Full disclosure: Gutenberg! The Musical! — which just opened Off Broadway at 59E59 Theaters — is not, we repeat, not a musical about Police Academy star Steve Guttenberg. It is a musical about German megastar Johann Gutenberg, the guy who, way back in the 15th century, invented the printing press. (Hey, I had to look it up too.) And it’s the product of the exclamation-point-happy, pun-loving minds of two “superb comic writers,” Upright Citizens Brigade artistic director Anthony King and — you might know this guy — Hit List author, PopWatch pro, and EW senior writer Scott Brown.
So here’s the conceit of the spoof-ical: Doug Simon (played by Jeremy Shamos, pictured at left) and Bud Davenport (Christopher Fitzgerald, right) have written a musical about Johann Gutenberg, and they’re performing it in hopes of snaring deep-pocketed producers to bring their baby to Broadway. (It’s all very Mickey-and-Judy let’s-put-on-a-show.) So Doug and Bud play all 30 parts, including Woman, Another Woman, Beef Fat Trimmer, and Old Black Narrator. And with the aid of only a few props — a spray bottle, a stuffed cat, an electric pencil sharpener, and a whole mess of unfashionable trucker hats — the glamorous, rotting-garbage-scented town of Schlimmer, Germany, comes alive.
The score features what I’m pretty certain is the firstjellybean-themed ballad in theater history, and scores of references togreat musicals like West Side Story (the rooftop trio “Tomorrow Is Tonight”) and Into the Woods (“Festival!”), middling musicals like Jesus Christ Superstar (“What’s the Word”), and Disney musicals like Beauty and the Beast(the strolling-through-town tune “Schlimmer!”). The authors spoofAustin Powers, take a swipe at Elton John, toss in some Shakespeare,and give a shout-out to EW columnist Stephen King. They even manage tofind an intelligent rhyme for the word feces.

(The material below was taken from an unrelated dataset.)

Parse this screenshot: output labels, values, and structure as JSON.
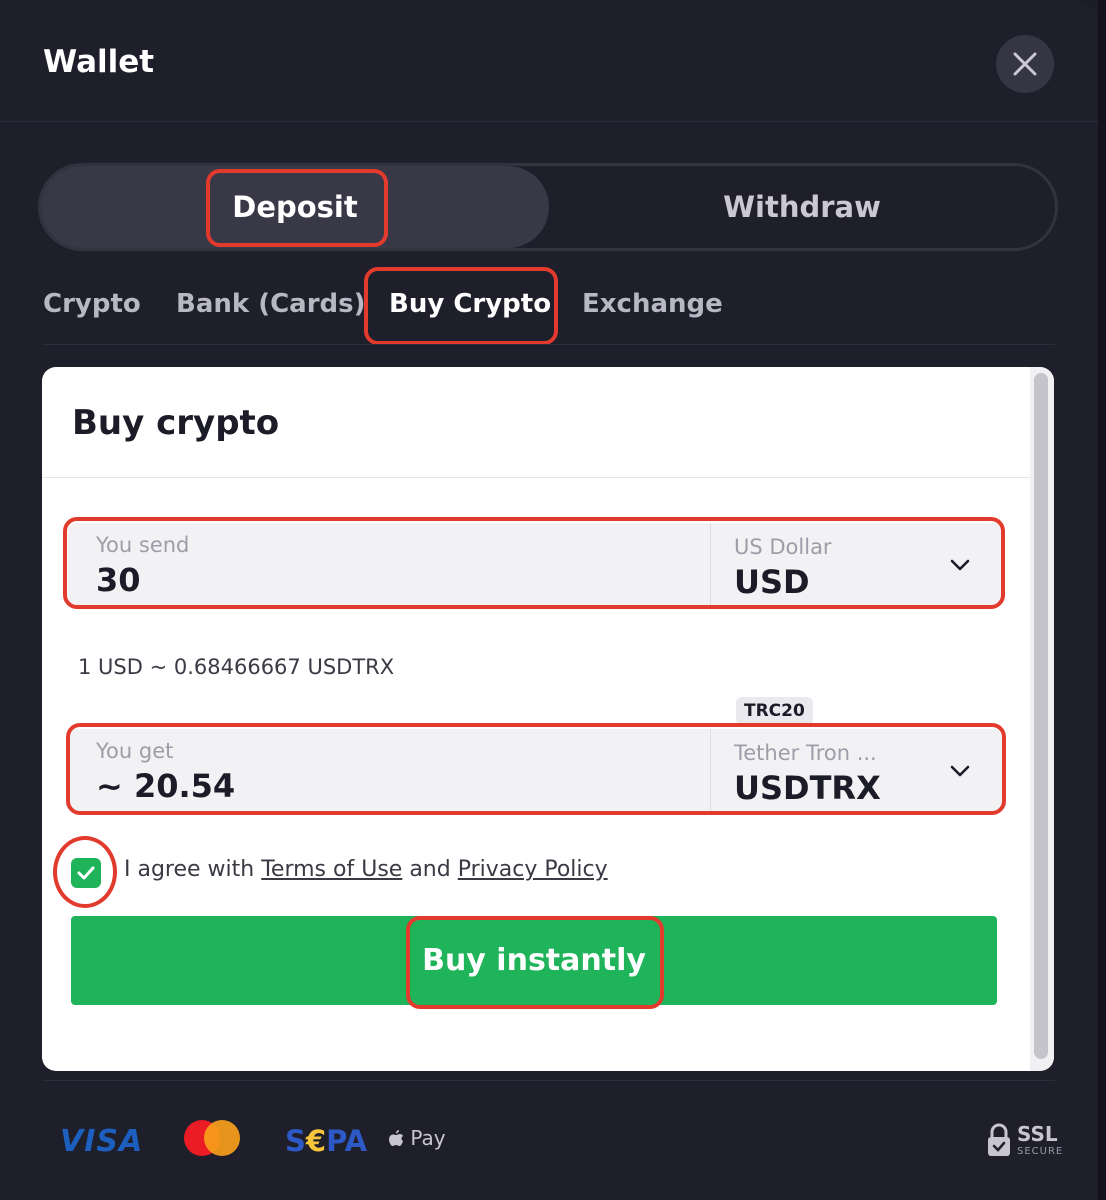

Anthony and Scott actually originated the roles of Doug and Bud;they got rave reviews for their London run last January. (Listen to theaudio clips! Scott was simply lovely as seductive stew-maker Helvetica.)And another thing, in the interests of full disclosure: The finaleinvolves a sing-along. Audience participation isn’t mandatory, buttrust us: “We Eat Dreams” makes a lot more sense when 100 people areharmonizing.